The coronavirus pandemic that reached Europe in the first quarter of 2020 reduced the economy of families, countries and companies. Among the latter, firms linked to fashion consumption suffered greatly, particularly in the early stages of covid-19, which in Spain led to the declaration of the first state of alarm on March 14, 2020 and to the confinement of the population during weeks. Commerce giants like H&M were forced to close their stores. And when things improved and they reopened, they were still aware of the onslaught of the disease, which in successive waves forced new closures and adjustments. All this process is meticulously reflected in the 2020 annual accounts that the subsidiary of the Swedish textile group has filed in the commercial register.
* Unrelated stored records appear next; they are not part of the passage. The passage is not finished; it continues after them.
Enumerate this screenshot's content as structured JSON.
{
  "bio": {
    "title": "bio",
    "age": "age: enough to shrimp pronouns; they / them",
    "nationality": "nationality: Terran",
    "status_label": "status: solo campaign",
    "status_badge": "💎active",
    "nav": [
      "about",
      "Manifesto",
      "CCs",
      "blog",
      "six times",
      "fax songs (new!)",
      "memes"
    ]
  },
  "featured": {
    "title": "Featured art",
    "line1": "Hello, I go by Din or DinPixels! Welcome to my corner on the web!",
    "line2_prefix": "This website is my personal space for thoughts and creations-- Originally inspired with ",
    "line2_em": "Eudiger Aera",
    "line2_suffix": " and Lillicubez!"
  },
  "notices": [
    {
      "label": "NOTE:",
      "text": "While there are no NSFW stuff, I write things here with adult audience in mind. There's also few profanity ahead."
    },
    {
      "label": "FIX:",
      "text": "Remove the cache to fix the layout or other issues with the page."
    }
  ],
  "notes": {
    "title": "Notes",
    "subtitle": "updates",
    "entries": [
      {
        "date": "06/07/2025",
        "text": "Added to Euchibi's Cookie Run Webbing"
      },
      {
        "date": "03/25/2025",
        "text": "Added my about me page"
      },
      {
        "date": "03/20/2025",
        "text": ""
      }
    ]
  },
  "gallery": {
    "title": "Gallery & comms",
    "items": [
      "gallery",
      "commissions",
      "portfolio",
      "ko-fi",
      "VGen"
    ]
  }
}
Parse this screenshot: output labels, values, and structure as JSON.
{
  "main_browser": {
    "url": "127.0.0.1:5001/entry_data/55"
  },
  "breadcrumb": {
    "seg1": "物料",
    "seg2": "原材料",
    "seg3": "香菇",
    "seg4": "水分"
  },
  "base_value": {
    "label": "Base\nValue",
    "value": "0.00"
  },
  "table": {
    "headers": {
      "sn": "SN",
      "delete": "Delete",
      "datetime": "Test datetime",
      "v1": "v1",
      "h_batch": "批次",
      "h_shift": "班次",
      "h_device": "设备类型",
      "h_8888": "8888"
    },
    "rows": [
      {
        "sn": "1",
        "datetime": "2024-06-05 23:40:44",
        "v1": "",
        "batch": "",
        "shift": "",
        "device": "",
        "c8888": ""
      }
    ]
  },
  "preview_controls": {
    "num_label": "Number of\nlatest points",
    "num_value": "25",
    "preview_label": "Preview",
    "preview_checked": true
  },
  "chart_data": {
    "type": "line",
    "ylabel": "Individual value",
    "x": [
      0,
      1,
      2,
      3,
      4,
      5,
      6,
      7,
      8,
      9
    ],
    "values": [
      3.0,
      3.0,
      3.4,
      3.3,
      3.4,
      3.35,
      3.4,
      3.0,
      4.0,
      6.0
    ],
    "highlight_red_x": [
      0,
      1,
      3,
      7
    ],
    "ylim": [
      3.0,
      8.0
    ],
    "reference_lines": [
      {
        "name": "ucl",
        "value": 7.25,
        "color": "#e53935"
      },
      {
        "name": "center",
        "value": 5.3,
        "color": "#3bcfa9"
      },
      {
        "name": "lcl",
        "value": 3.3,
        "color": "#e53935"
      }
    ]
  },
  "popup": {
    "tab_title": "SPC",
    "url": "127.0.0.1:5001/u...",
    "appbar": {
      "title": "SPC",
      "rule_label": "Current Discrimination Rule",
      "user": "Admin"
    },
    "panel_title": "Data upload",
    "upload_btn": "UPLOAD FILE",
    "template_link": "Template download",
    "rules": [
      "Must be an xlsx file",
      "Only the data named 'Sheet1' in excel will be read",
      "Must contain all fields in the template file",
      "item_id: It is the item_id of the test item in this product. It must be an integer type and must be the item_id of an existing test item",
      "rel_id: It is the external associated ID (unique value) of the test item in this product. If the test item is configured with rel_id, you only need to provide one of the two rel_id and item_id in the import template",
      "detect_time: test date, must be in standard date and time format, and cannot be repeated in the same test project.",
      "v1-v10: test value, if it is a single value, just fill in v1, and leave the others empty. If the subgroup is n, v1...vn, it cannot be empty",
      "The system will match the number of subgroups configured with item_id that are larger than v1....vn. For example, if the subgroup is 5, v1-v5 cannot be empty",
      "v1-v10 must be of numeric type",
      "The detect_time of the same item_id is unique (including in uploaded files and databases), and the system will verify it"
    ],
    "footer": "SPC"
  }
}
The numbers are overwhelming: H & M’s profits in Spain decreased last year to 3.84 million, compared to 11.99 million in 2019. It is 68% less.
But earnings weren’t the only numbers to shrink with COVID-19. The group’s sales in Spain fell 40% last year, to add 398.6 million, compared to more than 666 million the previous year. And as a consequence of the lower income, the tax bill also decreased. The firm of Swedish origin paid the Treasury just over 521,000 euros in income taxes last year, compared to about 3 million in 2019.
On the expense side, personnel expenses were also contained, which went from 140.5 million in 2019 to 106.5 million last year. The company —which last April proposed the layoff of 1,100 people in Spain and the closing of 30 stores, although later it reduced those figures to less than 400 exits— accounted for almost 1,000 fewer employees last year, going from 5,977 to 4,986. Almost all the reduction corresponded to temporary workers due to the lower hiring in this modality (from 965 jobs in 2019 to 49 last year) while the permanent workforce was thinned by 75 employees, for a total of 4,937. The firm records 23 layoffs in its accounts in the fiscal year, which formally ran from December 1, 2019 to November 30 of last year.
Four ERTEs in a year
What the staff did not get rid of was the temporary employment regulation files (ERTE). Four processes of this type were undertaken by H&M in Spain. The first affected store and warehouse personnel and started on the same day as the first state of alarm. The second was done in offices and was presented on April 14. Both were concluded at the end of June, with the premiere of the so-called “new normal”. Then two others arrived that coincided with the new waves of the pandemic during the autumn and the measures of the autonomous communities to contain it: one of them affected personnel in Castilla y León, Catalonia and Asturias; and the other, to employees in Andalusia. As a result of the public bonuses derived from these ERTEs, the Spanish subsidiary is recorded in the chapter of subsidies 7.1 million, which in reality are not an income it received, but amounts that it stopped paying to Social Security.
However, the average remuneration of H&M Spain employees rose slightly, from 19,186 euros in 2019 to 19,639 euros in 2020. For the bulk of workers, framed in the sales and distribution categories, the average salary was 18,720 euros. The average remuneration of the executive staff was 52,854 euros. The gender pay gap (the difference between what male employees earn on average compared to their female colleagues) is calculated at 6% and is mainly due to the section on managers, where men earn 8% more than female employees. women. This difference exceeds 2% between engineers and technicians and between sales and distribution personnel, while in administrative jobs, women earn 6.6% more than men. The most direct impact of the covid on employees resulted in an increase in absences due to illness, which went from 842,000 hours in 2019 to more than one million hours in 2020.
Along with the ERTEs, the renegotiations of the rental contracts of its stores in Spain were another of the company’s strategies to contain spending. According to the accounts, last year 74.5 million were allocated to the lease of premises, compared to 94.2 million in 2019. What barely changed was the number of stores, with 166 establishments in Spain. It is one less than in the previous year because three were closed, but two were opened. One of them was a Weekday establishment, which opened in the country and joined the other brands already present in Spain: H&M (the group’s flagship, which has 153 stores and divisions of women’s, men’s, children’s and textile fashion of home), COS and & Other Stories. Hennes and Mauritz SL is the Spanish subsidiary of the textile giant, which controls the company with a capital stake of over 99.9% through its Swedish parent company.